- Task item -
Every record below must be copied exactly, with images dropped.
### Extracted material
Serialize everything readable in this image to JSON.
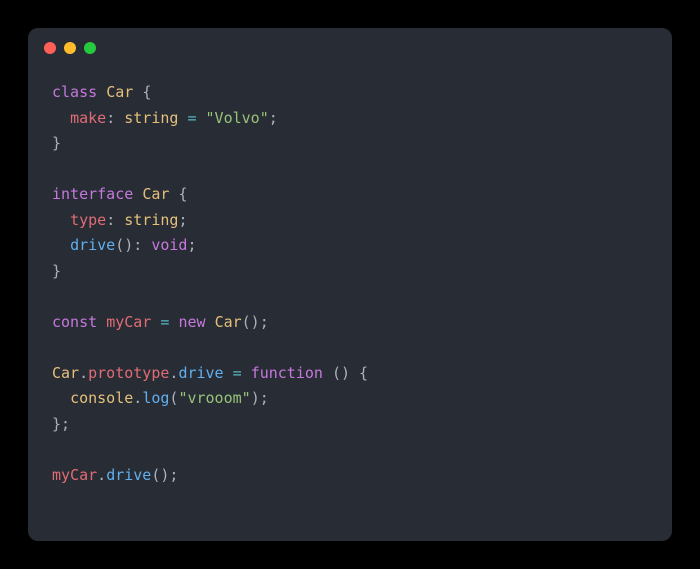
{
  "window": {
    "traffic_lights": {
      "close_color": "#ff5f56",
      "minimize_color": "#ffbd2e",
      "zoom_color": "#27c93f"
    }
  },
  "code": {
    "lines": [
      {
        "tokens": [
          {
            "t": "class ",
            "c": "kw"
          },
          {
            "t": "Car ",
            "c": "cls"
          },
          {
            "t": "{",
            "c": "punct"
          }
        ]
      },
      {
        "tokens": [
          {
            "t": "  ",
            "c": "punct"
          },
          {
            "t": "make",
            "c": "ident"
          },
          {
            "t": ": ",
            "c": "punct"
          },
          {
            "t": "string",
            "c": "type"
          },
          {
            "t": " ",
            "c": "punct"
          },
          {
            "t": "=",
            "c": "op"
          },
          {
            "t": " ",
            "c": "punct"
          },
          {
            "t": "\"Volvo\"",
            "c": "str"
          },
          {
            "t": ";",
            "c": "punct"
          }
        ]
      },
      {
        "tokens": [
          {
            "t": "}",
            "c": "punct"
          }
        ]
      },
      {
        "tokens": []
      },
      {
        "tokens": [
          {
            "t": "interface ",
            "c": "kw"
          },
          {
            "t": "Car ",
            "c": "cls"
          },
          {
            "t": "{",
            "c": "punct"
          }
        ]
      },
      {
        "tokens": [
          {
            "t": "  ",
            "c": "punct"
          },
          {
            "t": "type",
            "c": "ident"
          },
          {
            "t": ": ",
            "c": "punct"
          },
          {
            "t": "string",
            "c": "type"
          },
          {
            "t": ";",
            "c": "punct"
          }
        ]
      },
      {
        "tokens": [
          {
            "t": "  ",
            "c": "punct"
          },
          {
            "t": "drive",
            "c": "fn"
          },
          {
            "t": "(): ",
            "c": "punct"
          },
          {
            "t": "void",
            "c": "kw"
          },
          {
            "t": ";",
            "c": "punct"
          }
        ]
      },
      {
        "tokens": [
          {
            "t": "}",
            "c": "punct"
          }
        ]
      },
      {
        "tokens": []
      },
      {
        "tokens": [
          {
            "t": "const ",
            "c": "kw"
          },
          {
            "t": "myCar",
            "c": "var"
          },
          {
            "t": " ",
            "c": "punct"
          },
          {
            "t": "=",
            "c": "op"
          },
          {
            "t": " ",
            "c": "punct"
          },
          {
            "t": "new ",
            "c": "kw"
          },
          {
            "t": "Car",
            "c": "cls"
          },
          {
            "t": "();",
            "c": "punct"
          }
        ]
      },
      {
        "tokens": []
      },
      {
        "tokens": [
          {
            "t": "Car",
            "c": "cls"
          },
          {
            "t": ".",
            "c": "punct"
          },
          {
            "t": "prototype",
            "c": "proto"
          },
          {
            "t": ".",
            "c": "punct"
          },
          {
            "t": "drive",
            "c": "fn"
          },
          {
            "t": " ",
            "c": "punct"
          },
          {
            "t": "=",
            "c": "op"
          },
          {
            "t": " ",
            "c": "punct"
          },
          {
            "t": "function ",
            "c": "kw"
          },
          {
            "t": "() {",
            "c": "punct"
          }
        ]
      },
      {
        "tokens": [
          {
            "t": "  ",
            "c": "punct"
          },
          {
            "t": "console",
            "c": "obj"
          },
          {
            "t": ".",
            "c": "punct"
          },
          {
            "t": "log",
            "c": "fn"
          },
          {
            "t": "(",
            "c": "punct"
          },
          {
            "t": "\"vrooom\"",
            "c": "str"
          },
          {
            "t": ");",
            "c": "punct"
          }
        ]
      },
      {
        "tokens": [
          {
            "t": "};",
            "c": "punct"
          }
        ]
      },
      {
        "tokens": []
      },
      {
        "tokens": [
          {
            "t": "myCar",
            "c": "var"
          },
          {
            "t": ".",
            "c": "punct"
          },
          {
            "t": "drive",
            "c": "fn"
          },
          {
            "t": "();",
            "c": "punct"
          }
        ]
      }
    ]
  }
}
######
- Written response -
Serialize everything readable in this image to JSON.
{
  "window": {
    "traffic_lights": {
      "close_color": "#ff5f56",
      "minimize_color": "#ffbd2e",
      "zoom_color": "#27c93f"
    }
  },
  "code": {
    "lines": [
      {
        "tokens": [
          {
            "t": "class ",
            "c": "kw"
          },
          {
            "t": "Car ",
            "c": "cls"
          },
          {
            "t": "{",
            "c": "punct"
          }
        ]
      },
      {
        "tokens": [
          {
            "t": "  ",
            "c": "punct"
          },
          {
            "t": "make",
            "c": "ident"
          },
          {
            "t": ": ",
            "c": "punct"
          },
          {
            "t": "string",
            "c": "type"
          },
          {
            "t": " ",
            "c": "punct"
          },
          {
            "t": "=",
            "c": "op"
          },
          {
            "t": " ",
            "c": "punct"
          },
          {
            "t": "\"Volvo\"",
            "c": "str"
          },
          {
            "t": ";",
            "c": "punct"
          }
        ]
      },
      {
        "tokens": [
          {
            "t": "}",
            "c": "punct"
          }
        ]
      },
      {
        "tokens": []
      },
      {
        "tokens": [
          {
            "t": "interface ",
            "c": "kw"
          },
          {
            "t": "Car ",
            "c": "cls"
          },
          {
            "t": "{",
            "c": "punct"
          }
        ]
      },
      {
        "tokens": [
          {
            "t": "  ",
            "c": "punct"
          },
          {
            "t": "type",
            "c": "ident"
          },
          {
            "t": ": ",
            "c": "punct"
          },
          {
            "t": "string",
            "c": "type"
          },
          {
            "t": ";",
            "c": "punct"
          }
        ]
      },
      {
        "tokens": [
          {
            "t": "  ",
            "c": "punct"
          },
          {
            "t": "drive",
            "c": "fn"
          },
          {
            "t": "(): ",
            "c": "punct"
          },
          {
            "t": "void",
            "c": "kw"
          },
          {
            "t": ";",
            "c": "punct"
          }
        ]
      },
      {
        "tokens": [
          {
            "t": "}",
            "c": "punct"
          }
        ]
      },
      {
        "tokens": []
      },
      {
        "tokens": [
          {
            "t": "const ",
            "c": "kw"
          },
          {
            "t": "myCar",
            "c": "var"
          },
          {
            "t": " ",
            "c": "punct"
          },
          {
            "t": "=",
            "c": "op"
          },
          {
            "t": " ",
            "c": "punct"
          },
          {
            "t": "new ",
            "c": "kw"
          },
          {
            "t": "Car",
            "c": "cls"
          },
          {
            "t": "();",
            "c": "punct"
          }
        ]
      },
      {
        "tokens": []
      },
      {
        "tokens": [
          {
            "t": "Car",
            "c": "cls"
          },
          {
            "t": ".",
            "c": "punct"
          },
          {
            "t": "prototype",
            "c": "proto"
          },
          {
            "t": ".",
            "c": "punct"
          },
          {
            "t": "drive",
            "c": "fn"
          },
          {
            "t": " ",
            "c": "punct"
          },
          {
            "t": "=",
            "c": "op"
          },
          {
            "t": " ",
            "c": "punct"
          },
          {
            "t": "function ",
            "c": "kw"
          },
          {
            "t": "() {",
            "c": "punct"
          }
        ]
      },
      {
        "tokens": [
          {
            "t": "  ",
            "c": "punct"
          },
          {
            "t": "console",
            "c": "obj"
          },
          {
            "t": ".",
            "c": "punct"
          },
          {
            "t": "log",
            "c": "fn"
          },
          {
            "t": "(",
            "c": "punct"
          },
          {
            "t": "\"vrooom\"",
            "c": "str"
          },
          {
            "t": ");",
            "c": "punct"
          }
        ]
      },
      {
        "tokens": [
          {
            "t": "};",
            "c": "punct"
          }
        ]
      },
      {
        "tokens": []
      },
      {
        "tokens": [
          {
            "t": "myCar",
            "c": "var"
          },
          {
            "t": ".",
            "c": "punct"
          },
          {
            "t": "drive",
            "c": "fn"
          },
          {
            "t": "();",
            "c": "punct"
          }
        ]
      }
    ]
  }
}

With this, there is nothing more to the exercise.